WHAT TO PRODUCE
Whenever the word "this" turns up in a line below, that line should be copied.

Data records
__________
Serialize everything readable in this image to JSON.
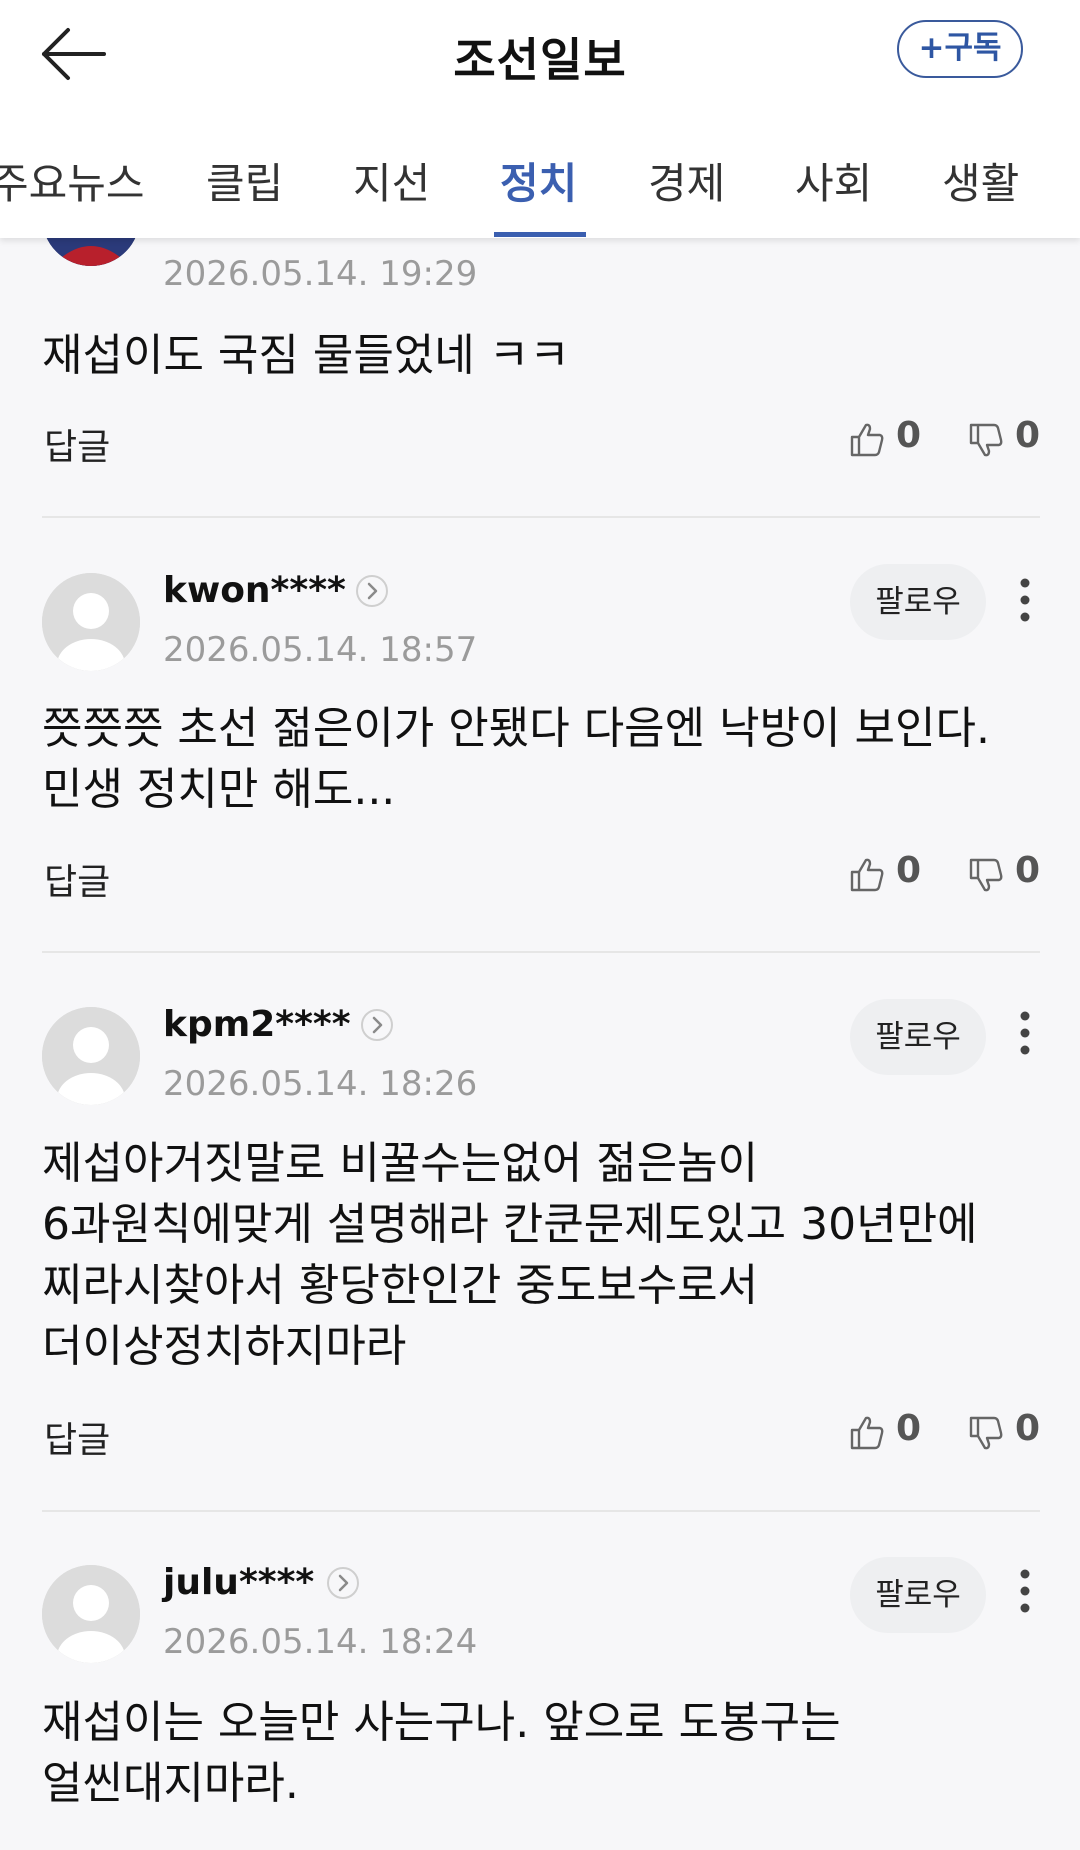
{
  "header": {
    "title": "조선일보",
    "subscribe_label": "+구독"
  },
  "tabs": [
    "주요뉴스",
    "클립",
    "지선",
    "정치",
    "경제",
    "사회",
    "생활"
  ],
  "active_tab": "정치",
  "comments": [
    {
      "username": "",
      "timestamp": "2026.05.14. 19:29",
      "text": "재섭이도 국짐 물들었네 ㅋㅋ",
      "reply_label": "답글",
      "likes": "0",
      "dislikes": "0"
    },
    {
      "username": "kwon****",
      "timestamp": "2026.05.14. 18:57",
      "text": "쯧쯧쯧 초선 젊은이가 안됐다 다음엔 낙방이 보인다. 민생 정치만 해도...",
      "follow_label": "팔로우",
      "reply_label": "답글",
      "likes": "0",
      "dislikes": "0"
    },
    {
      "username": "kpm2****",
      "timestamp": "2026.05.14. 18:26",
      "text": "제섭아거짓말로 비꿀수는없어 젊은놈이 6과원칙에맞게 설명해라 칸쿤문제도있고 30년만에 찌라시찾아서 황당한인간 중도보수로서 더이상정치하지마라",
      "follow_label": "팔로우",
      "reply_label": "답글",
      "likes": "0",
      "dislikes": "0"
    },
    {
      "username": "julu****",
      "timestamp": "2026.05.14. 18:24",
      "text": "재섭이는 오늘만 사는구나. 앞으로 도봉구는 얼씬대지마라.",
      "follow_label": "팔로우"
    }
  ],
  "colors": {
    "accent": "#3b5fb0",
    "timestamp": "#9b9b9b",
    "background": "#f7f7f9"
  }
}
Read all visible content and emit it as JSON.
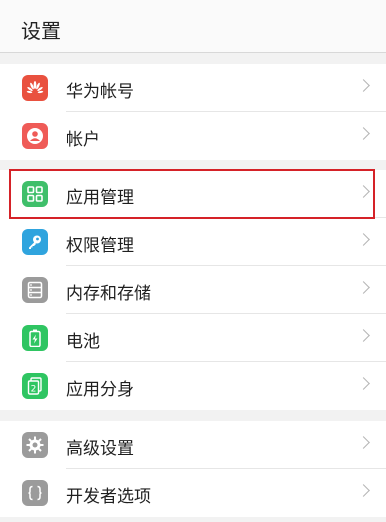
{
  "header": {
    "title": "设置"
  },
  "group1": {
    "items": [
      {
        "label": "华为帐号",
        "icon": "huawei-logo-icon",
        "color": "#e9513f"
      },
      {
        "label": "帐户",
        "icon": "user-icon",
        "color": "#ef5b57"
      }
    ]
  },
  "group2": {
    "items": [
      {
        "label": "应用管理",
        "icon": "app-grid-icon",
        "color": "#3fbf6a",
        "highlighted": true
      },
      {
        "label": "权限管理",
        "icon": "key-icon",
        "color": "#2fa4de"
      },
      {
        "label": "内存和存储",
        "icon": "storage-icon",
        "color": "#9b9b9b"
      },
      {
        "label": "电池",
        "icon": "battery-icon",
        "color": "#2fc562"
      },
      {
        "label": "应用分身",
        "icon": "app-twin-icon",
        "color": "#2fc562"
      }
    ]
  },
  "group3": {
    "items": [
      {
        "label": "高级设置",
        "icon": "gear-icon",
        "color": "#9b9b9b"
      },
      {
        "label": "开发者选项",
        "icon": "code-braces-icon",
        "color": "#9b9b9b"
      }
    ]
  },
  "highlight_color": "#d52228"
}
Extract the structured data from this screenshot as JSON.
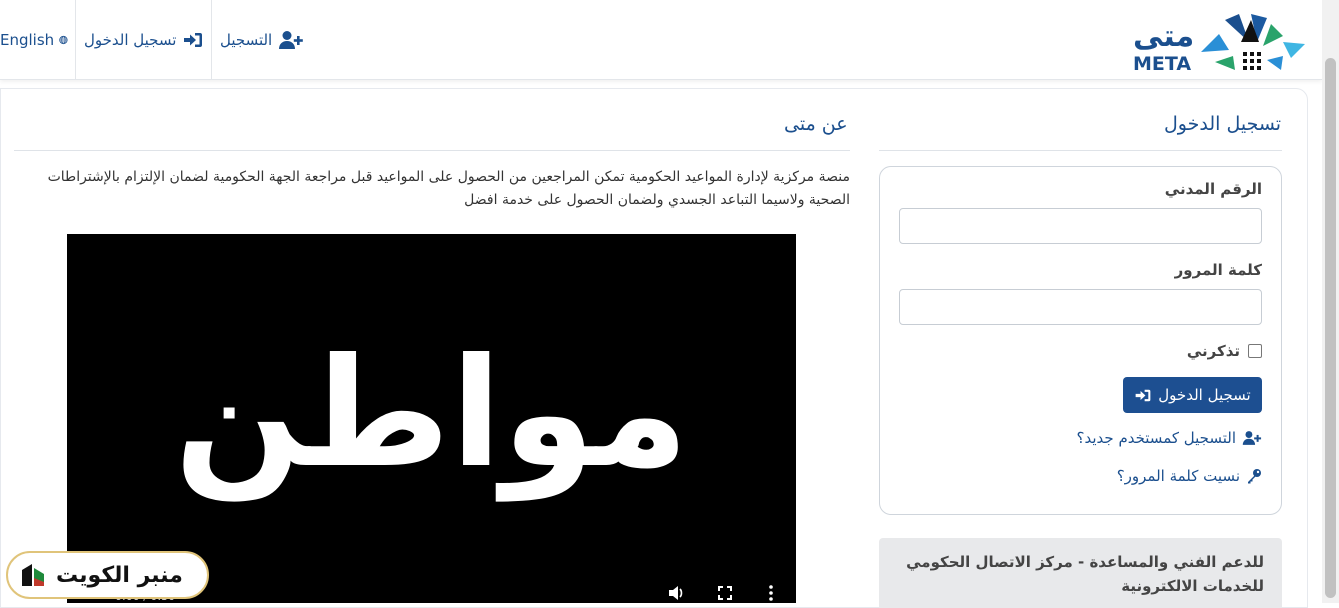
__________
OUTPUT OF THE TASK
Serialize everything readable in this image to JSON.
Extract the structured data from this screenshot as JSON.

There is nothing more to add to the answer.